Generally speaking, the sky is black, because when you’re looking at the sky, you’re looking at outer space, as the earth’s atmosphere is invisible around us. But the sky is blue because of the visible light from the sun. The sun’s light is made up of the whole prism – in other words, all the colours that you see in a rainbow. As the light hits the earth’s atmosphere, refraction occurs, and it’s the blue spectrum that we see because it’s on a shorter wavelength than the other colours, including red, yellow and green.
Why we see light better in shortwave is more of a question for an astrophysicist than a meteorologist, but the molecules in the atmosphere scatter blue light from the sun more than the other colours. Depending on where you are, from which angle we’re looking at the light dispersal, it changes shade. For example, the closer you are to space, the darker the shade of blue. When the sun starts going down, you often see different colours as they become more refracted, so there could be more red, or orange, or a bit of green here and there, as the blue loses the ability to be seen. But closer to the horizon, as light passes through more of the atmosphere to reach us, the sky fades to a lighter blue or white.
This is a question that has puzzled some of the greatest minds over the centuries, including Aristotle, Isaac Newton and James Clerk Maxwell. That beautiful blue hue is the result of many factors coming together, the colours in sunlight, the angle at which the sun’s rays travel through our atmosphere, the size of atmospheric molecules and particles, not to mention the way our eyes perceive colour.

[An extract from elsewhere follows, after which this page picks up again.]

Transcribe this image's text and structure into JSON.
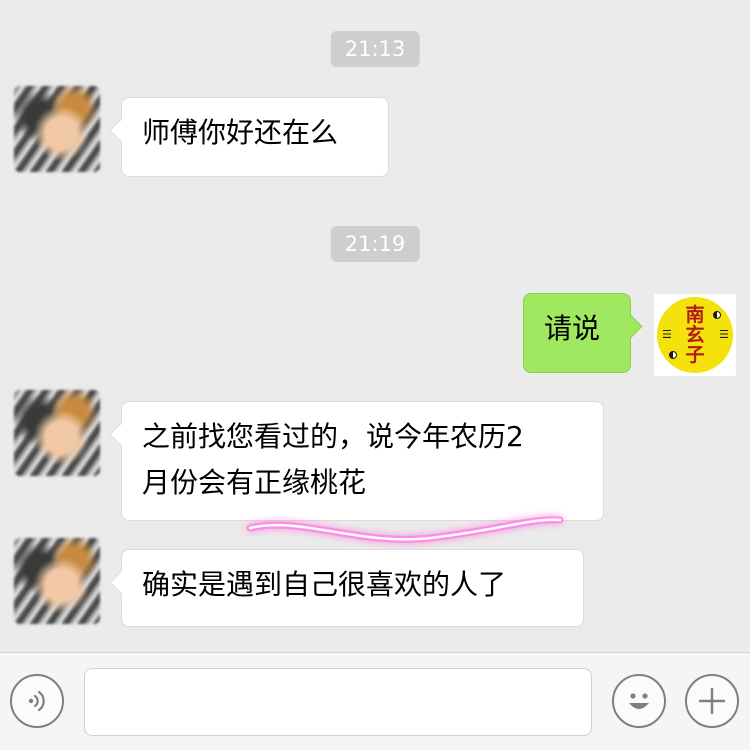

First we need to take a closer look at light, which we can think of as being a kind of energy that travels in waves. Sunlight or visible light may appear white but it's actually made up of a spectrum of different colours, remember those prism experiments at school that split light up into a rainbow of colours?
Light travels through space in a straight line as long as nothing disturbs it. In our atmosphere that can happen when light bumps into a gas molecule, mostly nitrogen and oxygen. What happens next depends on the wavelength of light.
Most of the longer wavelengths, the red and orange, will pass straight through. But the shorter wavelength light, the violet and blue, gets absorbed by the tiny gas molecules. The absorbed blue light is then radiated in different directions and scattered all around the sky, a process known as Rayleigh scattering.
Whichever direction you look, some of this scattered blue light reaches you. Since you see the blue light from everywhere overhead, the sky looks blue. In case you're wondering why the sky isn't purple, that's down to biology and the fact our eyes, specifically the cones or colour receptors in our retina, are more sensitive to blue than violet.